However, I don't see why don't you read/learn the VERY basics of assembly programming before doing anything. I mean the Intel Software Developer Manual, for example. You can download it from http://developer.intel.com/

There isn't modulus in x86 assembly so you have to use the following formula:
A mod B = A - B * INT(A / B)
so checking whether it's divisible by B
if (A == B * INT(A / B)) ...

You can divide using the DIV instruction.
0

Commented:
BTW, just from a mathematical standpoint, the line:

for (j=2 ; j<i ; j++)

only needs to go as far as the square root of i.

It may not seem like a big deal, but it's a large efficiency gain if i is big, and/or you want to check a lot of values.

Of course, performing SQRT in assembly will be fun.  I don't know if there is a FPU instruction for it or not. :)

Cheers,

0

Commented:
Of course there is FPU instruction for square root, it's called FSQRT. It's quite easy.

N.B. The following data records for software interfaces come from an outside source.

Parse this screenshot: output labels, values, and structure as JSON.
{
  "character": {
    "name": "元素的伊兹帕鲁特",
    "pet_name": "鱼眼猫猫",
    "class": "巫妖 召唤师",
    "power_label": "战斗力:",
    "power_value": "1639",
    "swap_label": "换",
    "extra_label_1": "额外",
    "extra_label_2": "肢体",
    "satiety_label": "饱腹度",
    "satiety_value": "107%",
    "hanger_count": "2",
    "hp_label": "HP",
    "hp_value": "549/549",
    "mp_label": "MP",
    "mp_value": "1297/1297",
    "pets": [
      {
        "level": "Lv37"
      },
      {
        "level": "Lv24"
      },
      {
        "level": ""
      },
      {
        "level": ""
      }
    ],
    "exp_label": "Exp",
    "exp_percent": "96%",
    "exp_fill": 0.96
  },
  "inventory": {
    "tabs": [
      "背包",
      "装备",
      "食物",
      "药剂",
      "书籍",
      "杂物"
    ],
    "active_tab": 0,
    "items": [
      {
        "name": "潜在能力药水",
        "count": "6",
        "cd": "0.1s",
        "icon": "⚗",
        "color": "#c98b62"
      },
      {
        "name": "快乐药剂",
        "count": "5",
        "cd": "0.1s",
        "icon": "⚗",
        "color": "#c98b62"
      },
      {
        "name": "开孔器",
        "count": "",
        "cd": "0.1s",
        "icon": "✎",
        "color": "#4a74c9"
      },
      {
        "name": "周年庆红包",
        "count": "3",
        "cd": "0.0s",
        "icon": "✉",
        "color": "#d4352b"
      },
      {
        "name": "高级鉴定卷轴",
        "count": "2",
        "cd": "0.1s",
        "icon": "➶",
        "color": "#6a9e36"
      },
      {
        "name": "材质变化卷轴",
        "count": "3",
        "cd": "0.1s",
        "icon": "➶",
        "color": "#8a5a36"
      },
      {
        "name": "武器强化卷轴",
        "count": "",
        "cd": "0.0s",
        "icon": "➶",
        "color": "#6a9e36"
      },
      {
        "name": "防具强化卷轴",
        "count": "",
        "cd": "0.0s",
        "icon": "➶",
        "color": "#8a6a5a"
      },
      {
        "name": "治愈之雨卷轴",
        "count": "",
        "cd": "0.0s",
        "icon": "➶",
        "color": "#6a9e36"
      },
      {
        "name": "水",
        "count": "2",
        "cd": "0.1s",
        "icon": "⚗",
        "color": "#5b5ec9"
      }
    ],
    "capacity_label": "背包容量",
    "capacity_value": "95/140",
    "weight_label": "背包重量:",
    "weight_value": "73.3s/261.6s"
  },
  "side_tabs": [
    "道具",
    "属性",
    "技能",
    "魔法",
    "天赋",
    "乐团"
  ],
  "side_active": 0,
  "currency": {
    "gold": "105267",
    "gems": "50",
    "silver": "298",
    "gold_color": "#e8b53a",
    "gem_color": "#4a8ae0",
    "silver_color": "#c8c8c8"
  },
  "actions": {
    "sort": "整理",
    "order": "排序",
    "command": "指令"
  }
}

However, if someone has problems even with the very basics of integer operations in assembly, I wouldn't lead him/her into dealing with floating point operations. Especially that FPU instructions can generate a lot of exceptions that would be hard for him/her to handle at the moment.
0

Commented:
The mod testing in assembler would be the "div" instruction.
If a number is relativly prime to another number then the remainder after a divide is non
zero. With the "div" instuction it takes eax/edx for a 64 bit number,ax/dx for a 32 bit number,
and al/ah for a 16 bit number. The remainder comes back in edx/dx/ah. If these are zero
then the number is relativly prime to the divisor. If you check all odd numbers(ie. even numbers are divisible by 2) less than the square root of the number. You have shown the number to be prime. Yes there is a square root instruction on all pentium processors ,486DX-,and some 386 machines with a coprocessor. It is FSQRT, then just change it to an integer.
0

Commented: